The March Q 2019 was massive for Startup and Tech Funding but is investment growth slowing?

Techboard is pleased to present its latest startup and young tech funding report for the quarter ending 31 March 2019. This quarter on the lead up to the Australian Federal Election we decided to do more analysis of our numbers than usual for our ‘minor’ reports and we identified a number of trends that may provide some cause for concern.   

During the March quarter 2019 Techboard identified over 150 funding events across a broad range of funding types ranging from accelerator program funding, acquisitions, equity crowdfunding, major debt instruments (sometimes called venture debt), grants, coin offerings, initial public offerings, ASX placements and private investment (including angel, VC and other large-scale private investment).  The report reveals funding events for Australian startups and young tech companies totalling $2.697b during the March 2019 quarter, the largest quarter for funding yet since Techboard began producing its reports.

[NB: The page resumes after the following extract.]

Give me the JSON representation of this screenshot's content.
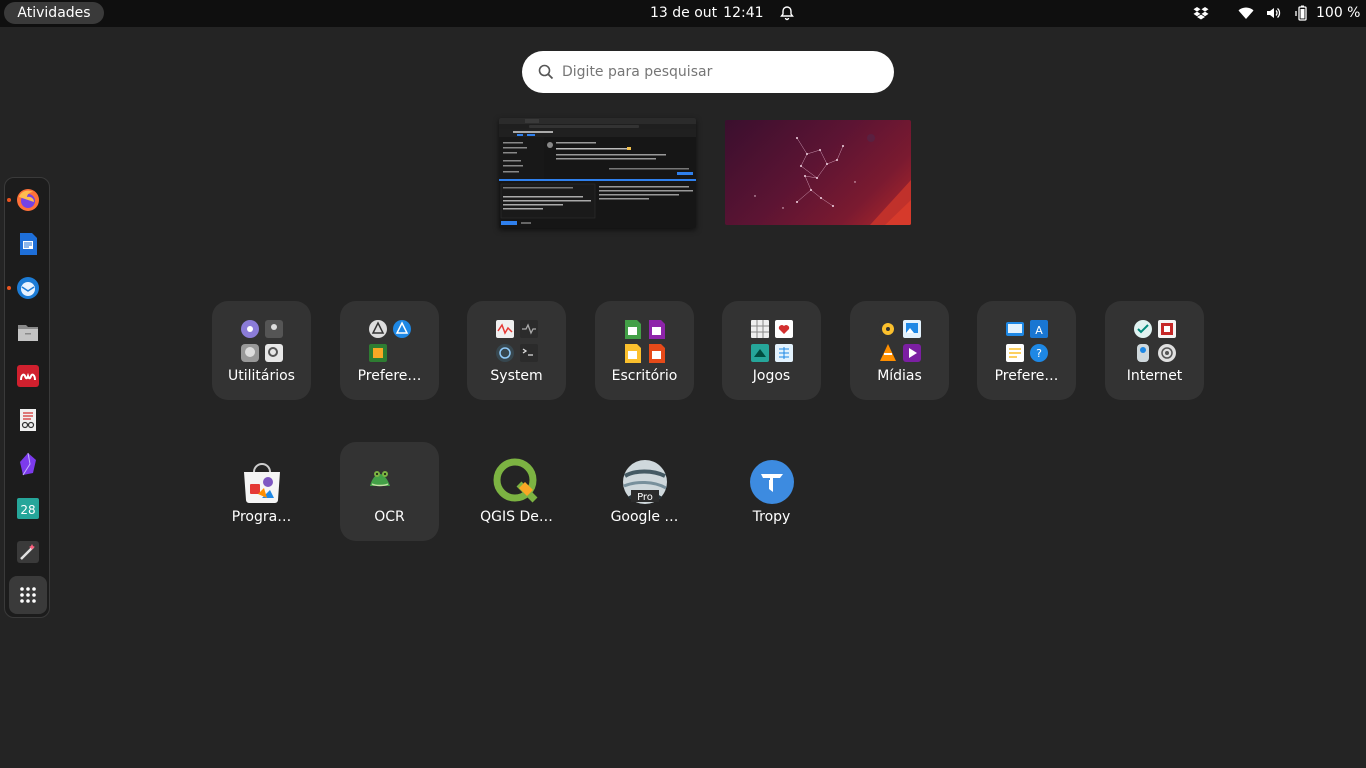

The quarter was massive for Victoria, with the three largest funding events totaling over $2b all being for Victorian companies, PEXA, AirWallex and Moula. In all, Victorian Companies accounted for 79% of total funding for the quarter with $2.145b in funding.
Key facts for Victoria from the Report:
  • Victorian company PEXA had the largest acquisition with over $1.6 billion,
  • Largest private investment with the $100m USD ($141m AUD) Series C raise by Airwallex.
  • The largest reported debt was the $250m debt financing by Victorian Fintech Moula.
  • The largest equity crowdfunding raise (a new record) was by Victorian-based female ridesharing service Shebah which raised $3m on the Victorian-based Birchal platform.
  • The only crypto-currency/token funding event was for Victorian-based lifestyle payment platform Liven, which raised $14m in its coin offering (so described by Liven as the company had already raised capital and had been operating for some time).
Techboard identified some potentially concerning funding trends which were addressed in the Funding Report and in press coverage of the report, an increase in the number ($20m+) of very large private funding rounds, offset by a decline in the rate of growth of private investment and a decline in the numbers of smaller (sub $20m) private investments. When Victoria is considered in isolation the data tells a slightly different story.  Private funding in Victoria is still generally trending upwards as it is nationally, but not as clearly due to the massive spike in the September quarter (thanks to Judo Capital, Airwallex and CultureAmp).  In addition, the slowing of growth of private investment is not as apparent in Victoria as was the case nationally.  Private investment deal size trends which as apparent on a national analysis are less clear in Victoria (with no general upwards trend for large raises above $20, despite the successes of companies like Airwallex with two $100m plus raises within the year) and no downwards trend apparent in the $1-5m investment size). Victoria does however match the national trend in terms of a decline in the overall number of private investments captured.  The downwards trend in public funding experienced nationally is also reflected in Victoria.
Commercial subscribers can access the underlying funding data, including details of the investors where available.